Stored data:

□ □ □ □

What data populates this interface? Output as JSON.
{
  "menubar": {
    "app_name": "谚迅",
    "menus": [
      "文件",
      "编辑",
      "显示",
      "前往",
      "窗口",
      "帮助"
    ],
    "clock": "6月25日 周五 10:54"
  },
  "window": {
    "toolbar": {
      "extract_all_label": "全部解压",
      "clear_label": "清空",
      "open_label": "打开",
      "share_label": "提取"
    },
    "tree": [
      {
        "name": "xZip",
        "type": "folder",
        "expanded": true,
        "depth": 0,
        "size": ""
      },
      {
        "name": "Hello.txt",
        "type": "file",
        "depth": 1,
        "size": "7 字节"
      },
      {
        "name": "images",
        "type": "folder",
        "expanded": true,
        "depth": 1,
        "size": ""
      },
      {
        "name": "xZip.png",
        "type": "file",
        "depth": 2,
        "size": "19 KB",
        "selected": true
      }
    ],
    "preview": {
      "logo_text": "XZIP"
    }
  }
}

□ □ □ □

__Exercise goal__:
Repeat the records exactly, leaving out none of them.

__Output of the task__:
What data populates this interface? Output as JSON.
{
  "menubar": {
    "app_name": "谚迅",
    "menus": [
      "文件",
      "编辑",
      "显示",
      "前往",
      "窗口",
      "帮助"
    ],
    "clock": "6月25日 周五 10:54"
  },
  "window": {
    "toolbar": {
      "extract_all_label": "全部解压",
      "clear_label": "清空",
      "open_label": "打开",
      "share_label": "提取"
    },
    "tree": [
      {
        "name": "xZip",
        "type": "folder",
        "expanded": true,
        "depth": 0,
        "size": ""
      },
      {
        "name": "Hello.txt",
        "type": "file",
        "depth": 1,
        "size": "7 字节"
      },
      {
        "name": "images",
        "type": "folder",
        "expanded": true,
        "depth": 1,
        "size": ""
      },
      {
        "name": "xZip.png",
        "type": "file",
        "depth": 2,
        "size": "19 KB",
        "selected": true
      }
    ],
    "preview": {
      "logo_text": "XZIP"
    }
  }
}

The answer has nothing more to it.